Learn the acoustic guitar


Close up of acoustic guitar

The acoustic guitar tends to be a popular choice for beginners in particular and this is for a number of different reasons! These include price and the fact that there are fewer technical aspects to consider, making it a simple platform for guitarists starting out.

It’s also ideal if you have aspirations of writing your own music – in fact, you’ll be surprised by just how quickly you can begin building your own songs! Of course, you can always swap over to electric in the future or vice versa as the fundamental playing of each type of instrument is the same. The choice ultimately lies in the type of music you want to play!

So, why choose the acoustic guitar?

There is a purity to the acoustic guitar, and you’ll immediately be able to pick up the instrument and practise whenever you feel motivated to do so, without having to worry about amps or cables! This also makes the acoustic guitar a great option if you want to play in front of family and friends, perhaps even around a campfire with breezy tunes to strum along to. That isn’t to say the acoustic is easier than the electric to learn though! There are still a variety of tricky techniques to get your head around, allowing you to flourish as a guitarist in the future.

Note: A classical guitar uses nylon strings whereas the modern acoustic uses steel string, hence it’s often referred to as a “steel string acoustic”. These strings both sound and feel different but the instruments look relatively similar and branch from the same family of guitar.

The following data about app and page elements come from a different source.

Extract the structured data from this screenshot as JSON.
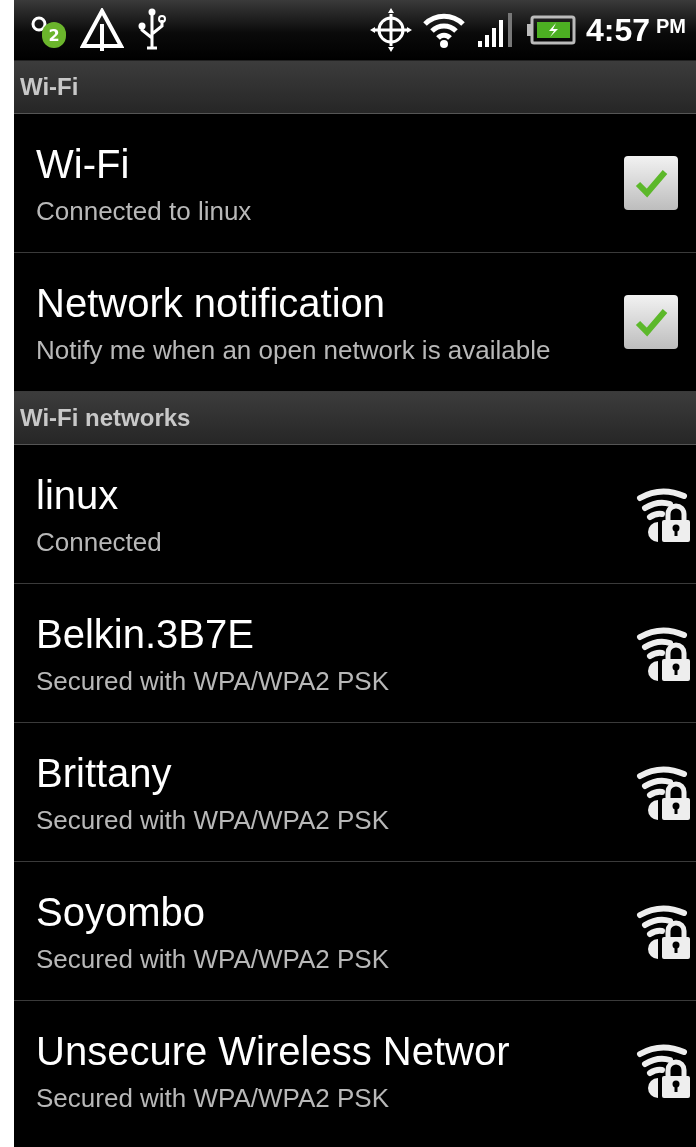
{
  "status_bar": {
    "notification_count": "2",
    "time": "4:57",
    "period": "PM"
  },
  "sections": [
    {
      "header": "Wi-Fi",
      "items": [
        {
          "kind": "checkbox",
          "title": "Wi-Fi",
          "summary": "Connected to linux",
          "checked": true
        },
        {
          "kind": "checkbox",
          "title": "Network notification",
          "summary": "Notify me when an open network is available",
          "checked": true
        }
      ]
    },
    {
      "header": "Wi-Fi networks",
      "items": [
        {
          "kind": "network",
          "title": "linux",
          "summary": "Connected",
          "secured": true
        },
        {
          "kind": "network",
          "title": "Belkin.3B7E",
          "summary": "Secured with WPA/WPA2 PSK",
          "secured": true
        },
        {
          "kind": "network",
          "title": "Brittany",
          "summary": "Secured with WPA/WPA2 PSK",
          "secured": true
        },
        {
          "kind": "network",
          "title": "Soyombo",
          "summary": "Secured with WPA/WPA2 PSK",
          "secured": true
        },
        {
          "kind": "network",
          "title": "Unsecure Wireless Networ",
          "summary": "Secured with WPA/WPA2 PSK",
          "secured": true
        }
      ]
    }
  ]
}
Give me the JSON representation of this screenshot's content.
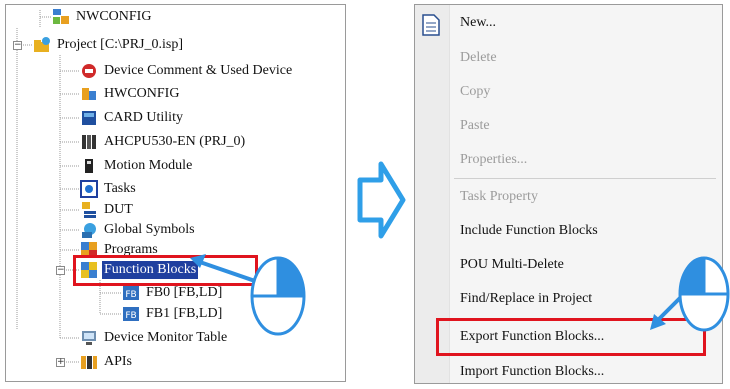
{
  "tree": {
    "items": [
      {
        "label": "NWCONFIG"
      },
      {
        "label": "Project [C:\\PRJ_0.isp]"
      },
      {
        "label": "Device Comment & Used Device"
      },
      {
        "label": "HWCONFIG"
      },
      {
        "label": "CARD Utility"
      },
      {
        "label": "AHCPU530-EN  (PRJ_0)"
      },
      {
        "label": "Motion Module"
      },
      {
        "label": "Tasks"
      },
      {
        "label": "DUT"
      },
      {
        "label": "Global Symbols"
      },
      {
        "label": "Programs"
      },
      {
        "label": "Function Blocks"
      },
      {
        "label": "FB0 [FB,LD]"
      },
      {
        "label": "FB1 [FB,LD]"
      },
      {
        "label": "Device Monitor Table"
      },
      {
        "label": "APIs"
      }
    ],
    "expander_expanded": "−",
    "expander_collapsed": "+"
  },
  "menu": {
    "items": [
      {
        "label": "New...",
        "enabled": true
      },
      {
        "label": "Delete",
        "enabled": false
      },
      {
        "label": "Copy",
        "enabled": false
      },
      {
        "label": "Paste",
        "enabled": false
      },
      {
        "label": "Properties...",
        "enabled": false
      },
      {
        "label": "Task Property",
        "enabled": false
      },
      {
        "label": "Include Function Blocks",
        "enabled": true
      },
      {
        "label": "POU Multi-Delete",
        "enabled": true
      },
      {
        "label": "Find/Replace in Project",
        "enabled": true
      },
      {
        "label": "Export Function Blocks...",
        "enabled": true
      },
      {
        "label": "Import Function Blocks...",
        "enabled": true
      }
    ]
  },
  "colors": {
    "highlight_border": "#e0141e",
    "selection": "#1f3f9f",
    "arrow": "#2f9fe8",
    "pointer": "#2f8fe0"
  }
}
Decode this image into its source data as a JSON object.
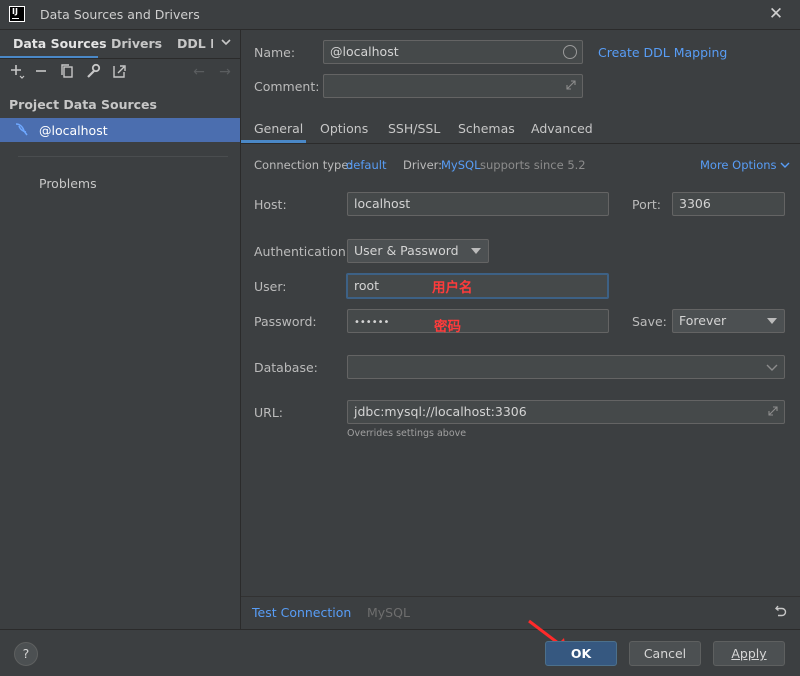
{
  "window": {
    "title": "Data Sources and Drivers",
    "logo_text": "IJ"
  },
  "left": {
    "tabs": [
      "Data Sources",
      "Drivers",
      "DDL M"
    ],
    "section_title": "Project Data Sources",
    "data_source": "@localhost",
    "problems": "Problems"
  },
  "form": {
    "name_label": "Name:",
    "name_value": "@localhost",
    "create_ddl": "Create DDL Mapping",
    "comment_label": "Comment:",
    "tabs": [
      "General",
      "Options",
      "SSH/SSL",
      "Schemas",
      "Advanced"
    ],
    "conn_type_label": "Connection type:",
    "conn_type_value": "default",
    "driver_label": "Driver:",
    "driver_value": "MySQL",
    "driver_note": "supports since 5.2",
    "more_options": "More Options",
    "host_label": "Host:",
    "host_value": "localhost",
    "port_label": "Port:",
    "port_value": "3306",
    "auth_label": "Authentication:",
    "auth_value": "User & Password",
    "user_label": "User:",
    "user_value": "root",
    "user_annotation": "用户名",
    "password_label": "Password:",
    "password_value": "••••••",
    "password_annotation": "密码",
    "save_label": "Save:",
    "save_value": "Forever",
    "database_label": "Database:",
    "database_value": "",
    "url_label": "URL:",
    "url_value": "jdbc:mysql://localhost:3306",
    "url_note": "Overrides settings above",
    "test_connection": "Test Connection",
    "driver_footer": "MySQL"
  },
  "footer": {
    "help": "?",
    "ok": "OK",
    "cancel": "Cancel",
    "apply": "Apply"
  },
  "colors": {
    "accent": "#4a88c7",
    "selection": "#4b6eaf",
    "link": "#589df6",
    "annotation": "#ff3b3b"
  }
}
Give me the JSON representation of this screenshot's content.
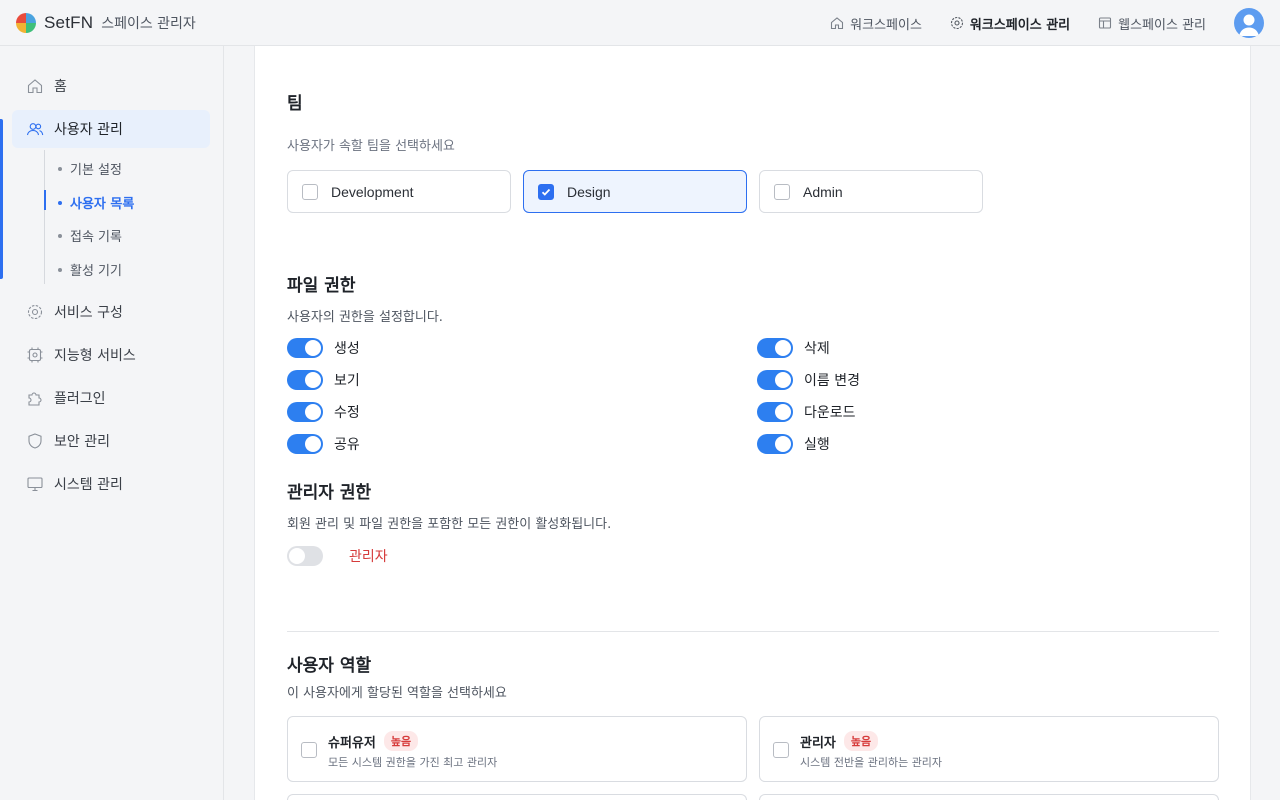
{
  "app": {
    "brand": "SetFN",
    "subtitle": "스페이스 관리자",
    "colors": {
      "accent": "#2d6ff0",
      "danger": "#d63b3b"
    }
  },
  "topnav": {
    "items": [
      {
        "label": "워크스페이스",
        "icon": "home-icon",
        "active": false
      },
      {
        "label": "워크스페이스 관리",
        "icon": "gear-icon",
        "active": true
      },
      {
        "label": "웹스페이스 관리",
        "icon": "layout-icon",
        "active": false
      }
    ]
  },
  "sidebar": {
    "items": [
      {
        "label": "홈",
        "icon": "home-icon"
      },
      {
        "label": "사용자 관리",
        "icon": "users-icon"
      },
      {
        "label": "서비스 구성",
        "icon": "gear-icon"
      },
      {
        "label": "지능형 서비스",
        "icon": "chip-icon"
      },
      {
        "label": "플러그인",
        "icon": "puzzle-icon"
      },
      {
        "label": "보안 관리",
        "icon": "shield-icon"
      },
      {
        "label": "시스템 관리",
        "icon": "monitor-icon"
      }
    ],
    "sub_items": [
      {
        "label": "기본 설정"
      },
      {
        "label": "사용자 목록"
      },
      {
        "label": "접속 기록"
      },
      {
        "label": "활성 기기"
      }
    ]
  },
  "team": {
    "title": "팀",
    "description": "사용자가 속할 팀을 선택하세요",
    "options": [
      {
        "label": "Development",
        "checked": false
      },
      {
        "label": "Design",
        "checked": true
      },
      {
        "label": "Admin",
        "checked": false
      }
    ]
  },
  "file_permissions": {
    "title": "파일 권한",
    "description": "사용자의 권한을 설정합니다.",
    "items": [
      {
        "label": "생성",
        "enabled": true
      },
      {
        "label": "보기",
        "enabled": true
      },
      {
        "label": "수정",
        "enabled": true
      },
      {
        "label": "공유",
        "enabled": true
      },
      {
        "label": "삭제",
        "enabled": true
      },
      {
        "label": "이름 변경",
        "enabled": true
      },
      {
        "label": "다운로드",
        "enabled": true
      },
      {
        "label": "실행",
        "enabled": true
      }
    ]
  },
  "admin_permissions": {
    "title": "관리자 권한",
    "description": "회원 관리 및 파일 권한을 포함한 모든 권한이 활성화됩니다.",
    "toggle_label": "관리자",
    "enabled": false
  },
  "user_roles": {
    "title": "사용자 역할",
    "description": "이 사용자에게 할당된 역할을 선택하세요",
    "roles": [
      {
        "name": "슈퍼유저",
        "badge": "높음",
        "description": "모든 시스템 권한을 가진 최고 관리자",
        "checked": false
      },
      {
        "name": "관리자",
        "badge": "높음",
        "description": "시스템 전반을 관리하는 관리자",
        "checked": false
      }
    ]
  }
}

If you have a classic guitar, you’ll still be able to play popular songs so you don’t need to feel as though you are stuck in one genre!

What techniques are involved?

Strumming patterns

Strumming on guitar; it’s a simple down-and-up stroke you make across the strings of your guitar, usually with a flat pick. This guitar technique is easy to do initially but difficult to do well. It’s not hugely used on an acoustic guitar but is still important to note.

Check out Wonderwall by Oasis, Hey Ya! by Outkast and Knockin’ On Heaven’s Door by Bob Dylan.


Fingerpicking is a technique for playing the guitar, using the fingertips and/or fingernails, rather than with a pick. Learning how to fingerpick your acoustic guitar opens up a whole new world of possibilities for your playing. The things you can do multiply drastically when using a fingerpicking approach, but it can be difficult to master without the correct technique as your foundation!

For some examples of fingerpicking on acoustic guitar, listen to Fast Car by Tracy Chapman, Heartbeats by Jose Gonzalez and Cherry Wine by Hozier.

Classical (reading standard notation)

Tablature or TAB is the most popular option, particularly for beginners as it is an intuitive way to read music. Standard notation is written on five horizontal lines called a staff. Each line and space between the lines represents a note. The lines and spaces of a staff can represent different notes based on which clef is used and can allow guitarists to visualise melodies. If you want to learn grades, this is an essential part of the learning process.

Acoustic Guitar Grades

Rockschool & Trinity 

For each grade, you will need to choose 3 songs to play in your exam. Click on each below to see what your choices are!

Grade 1 | Grade 2 | Grade 3 | Grade 4 | Grade 5 | Grade 6 | Grade 7 | Grade 8

Ready to strum along to your favourite tunes? Get started with the acoustic guitar today!

Contact us to book a free trial lesson